▶ What you have to do
The expected answer is the data below, retyped exactly.

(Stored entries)
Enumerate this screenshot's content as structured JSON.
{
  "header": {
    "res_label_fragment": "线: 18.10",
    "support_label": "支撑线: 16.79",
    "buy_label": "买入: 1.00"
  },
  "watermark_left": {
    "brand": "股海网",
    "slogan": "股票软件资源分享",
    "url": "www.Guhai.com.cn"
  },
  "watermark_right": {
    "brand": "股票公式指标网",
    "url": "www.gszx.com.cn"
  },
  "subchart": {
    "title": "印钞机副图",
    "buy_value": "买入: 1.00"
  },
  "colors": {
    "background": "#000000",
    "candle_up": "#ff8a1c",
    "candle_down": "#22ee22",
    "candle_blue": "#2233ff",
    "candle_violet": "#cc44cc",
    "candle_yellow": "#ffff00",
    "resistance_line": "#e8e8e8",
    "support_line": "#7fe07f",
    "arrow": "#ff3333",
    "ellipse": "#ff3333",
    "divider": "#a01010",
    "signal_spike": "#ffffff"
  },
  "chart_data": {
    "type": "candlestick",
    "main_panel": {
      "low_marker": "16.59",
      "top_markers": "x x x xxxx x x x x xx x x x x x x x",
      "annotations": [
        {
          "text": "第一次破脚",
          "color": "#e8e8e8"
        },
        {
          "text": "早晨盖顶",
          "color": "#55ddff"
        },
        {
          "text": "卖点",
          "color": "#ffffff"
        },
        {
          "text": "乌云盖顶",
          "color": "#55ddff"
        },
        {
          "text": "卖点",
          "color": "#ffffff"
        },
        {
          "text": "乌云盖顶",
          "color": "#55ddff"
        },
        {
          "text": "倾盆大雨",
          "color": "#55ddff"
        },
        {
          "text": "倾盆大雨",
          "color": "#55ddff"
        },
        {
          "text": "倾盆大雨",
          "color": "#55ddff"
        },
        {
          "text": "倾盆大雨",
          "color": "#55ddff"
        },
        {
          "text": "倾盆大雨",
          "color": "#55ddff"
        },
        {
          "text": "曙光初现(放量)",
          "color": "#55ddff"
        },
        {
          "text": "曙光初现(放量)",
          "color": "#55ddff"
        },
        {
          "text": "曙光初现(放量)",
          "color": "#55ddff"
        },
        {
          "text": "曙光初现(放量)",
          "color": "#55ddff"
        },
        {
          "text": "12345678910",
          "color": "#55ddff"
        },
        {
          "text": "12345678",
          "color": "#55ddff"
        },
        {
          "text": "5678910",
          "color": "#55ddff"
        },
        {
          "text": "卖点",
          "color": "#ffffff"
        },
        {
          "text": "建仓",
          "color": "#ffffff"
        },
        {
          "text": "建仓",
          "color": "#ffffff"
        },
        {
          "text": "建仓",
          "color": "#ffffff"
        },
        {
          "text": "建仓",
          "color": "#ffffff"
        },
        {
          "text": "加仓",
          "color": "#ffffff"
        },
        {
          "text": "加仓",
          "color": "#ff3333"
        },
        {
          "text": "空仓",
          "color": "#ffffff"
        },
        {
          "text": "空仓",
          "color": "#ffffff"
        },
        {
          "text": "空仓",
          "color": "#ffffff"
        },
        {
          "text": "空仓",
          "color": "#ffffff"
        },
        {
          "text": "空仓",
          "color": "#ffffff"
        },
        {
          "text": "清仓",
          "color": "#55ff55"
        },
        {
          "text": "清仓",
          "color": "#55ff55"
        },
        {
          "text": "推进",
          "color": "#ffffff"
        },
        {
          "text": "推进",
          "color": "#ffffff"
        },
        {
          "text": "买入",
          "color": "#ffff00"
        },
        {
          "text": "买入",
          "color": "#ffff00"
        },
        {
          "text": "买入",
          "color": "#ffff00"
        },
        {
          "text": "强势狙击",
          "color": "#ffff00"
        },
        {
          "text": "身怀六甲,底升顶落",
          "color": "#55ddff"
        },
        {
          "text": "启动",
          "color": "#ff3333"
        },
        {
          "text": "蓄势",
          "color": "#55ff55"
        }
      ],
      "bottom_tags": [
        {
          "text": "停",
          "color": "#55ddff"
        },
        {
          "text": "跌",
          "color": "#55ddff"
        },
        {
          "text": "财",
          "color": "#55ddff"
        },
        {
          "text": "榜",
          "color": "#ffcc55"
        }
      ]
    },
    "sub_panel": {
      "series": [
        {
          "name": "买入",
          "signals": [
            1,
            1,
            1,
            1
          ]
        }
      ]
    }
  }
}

▶ Answer
Enumerate this screenshot's content as structured JSON.
{
  "header": {
    "res_label_fragment": "线: 18.10",
    "support_label": "支撑线: 16.79",
    "buy_label": "买入: 1.00"
  },
  "watermark_left": {
    "brand": "股海网",
    "slogan": "股票软件资源分享",
    "url": "www.Guhai.com.cn"
  },
  "watermark_right": {
    "brand": "股票公式指标网",
    "url": "www.gszx.com.cn"
  },
  "subchart": {
    "title": "印钞机副图",
    "buy_value": "买入: 1.00"
  },
  "colors": {
    "background": "#000000",
    "candle_up": "#ff8a1c",
    "candle_down": "#22ee22",
    "candle_blue": "#2233ff",
    "candle_violet": "#cc44cc",
    "candle_yellow": "#ffff00",
    "resistance_line": "#e8e8e8",
    "support_line": "#7fe07f",
    "arrow": "#ff3333",
    "ellipse": "#ff3333",
    "divider": "#a01010",
    "signal_spike": "#ffffff"
  },
  "chart_data": {
    "type": "candlestick",
    "main_panel": {
      "low_marker": "16.59",
      "top_markers": "x x x xxxx x x x x xx x x x x x x x",
      "annotations": [
        {
          "text": "第一次破脚",
          "color": "#e8e8e8"
        },
        {
          "text": "早晨盖顶",
          "color": "#55ddff"
        },
        {
          "text": "卖点",
          "color": "#ffffff"
        },
        {
          "text": "乌云盖顶",
          "color": "#55ddff"
        },
        {
          "text": "卖点",
          "color": "#ffffff"
        },
        {
          "text": "乌云盖顶",
          "color": "#55ddff"
        },
        {
          "text": "倾盆大雨",
          "color": "#55ddff"
        },
        {
          "text": "倾盆大雨",
          "color": "#55ddff"
        },
        {
          "text": "倾盆大雨",
          "color": "#55ddff"
        },
        {
          "text": "倾盆大雨",
          "color": "#55ddff"
        },
        {
          "text": "倾盆大雨",
          "color": "#55ddff"
        },
        {
          "text": "曙光初现(放量)",
          "color": "#55ddff"
        },
        {
          "text": "曙光初现(放量)",
          "color": "#55ddff"
        },
        {
          "text": "曙光初现(放量)",
          "color": "#55ddff"
        },
        {
          "text": "曙光初现(放量)",
          "color": "#55ddff"
        },
        {
          "text": "12345678910",
          "color": "#55ddff"
        },
        {
          "text": "12345678",
          "color": "#55ddff"
        },
        {
          "text": "5678910",
          "color": "#55ddff"
        },
        {
          "text": "卖点",
          "color": "#ffffff"
        },
        {
          "text": "建仓",
          "color": "#ffffff"
        },
        {
          "text": "建仓",
          "color": "#ffffff"
        },
        {
          "text": "建仓",
          "color": "#ffffff"
        },
        {
          "text": "建仓",
          "color": "#ffffff"
        },
        {
          "text": "加仓",
          "color": "#ffffff"
        },
        {
          "text": "加仓",
          "color": "#ff3333"
        },
        {
          "text": "空仓",
          "color": "#ffffff"
        },
        {
          "text": "空仓",
          "color": "#ffffff"
        },
        {
          "text": "空仓",
          "color": "#ffffff"
        },
        {
          "text": "空仓",
          "color": "#ffffff"
        },
        {
          "text": "空仓",
          "color": "#ffffff"
        },
        {
          "text": "清仓",
          "color": "#55ff55"
        },
        {
          "text": "清仓",
          "color": "#55ff55"
        },
        {
          "text": "推进",
          "color": "#ffffff"
        },
        {
          "text": "推进",
          "color": "#ffffff"
        },
        {
          "text": "买入",
          "color": "#ffff00"
        },
        {
          "text": "买入",
          "color": "#ffff00"
        },
        {
          "text": "买入",
          "color": "#ffff00"
        },
        {
          "text": "强势狙击",
          "color": "#ffff00"
        },
        {
          "text": "身怀六甲,底升顶落",
          "color": "#55ddff"
        },
        {
          "text": "启动",
          "color": "#ff3333"
        },
        {
          "text": "蓄势",
          "color": "#55ff55"
        }
      ],
      "bottom_tags": [
        {
          "text": "停",
          "color": "#55ddff"
        },
        {
          "text": "跌",
          "color": "#55ddff"
        },
        {
          "text": "财",
          "color": "#55ddff"
        },
        {
          "text": "榜",
          "color": "#ffcc55"
        }
      ]
    },
    "sub_panel": {
      "series": [
        {
          "name": "买入",
          "signals": [
            1,
            1,
            1,
            1
          ]
        }
      ]
    }
  }
}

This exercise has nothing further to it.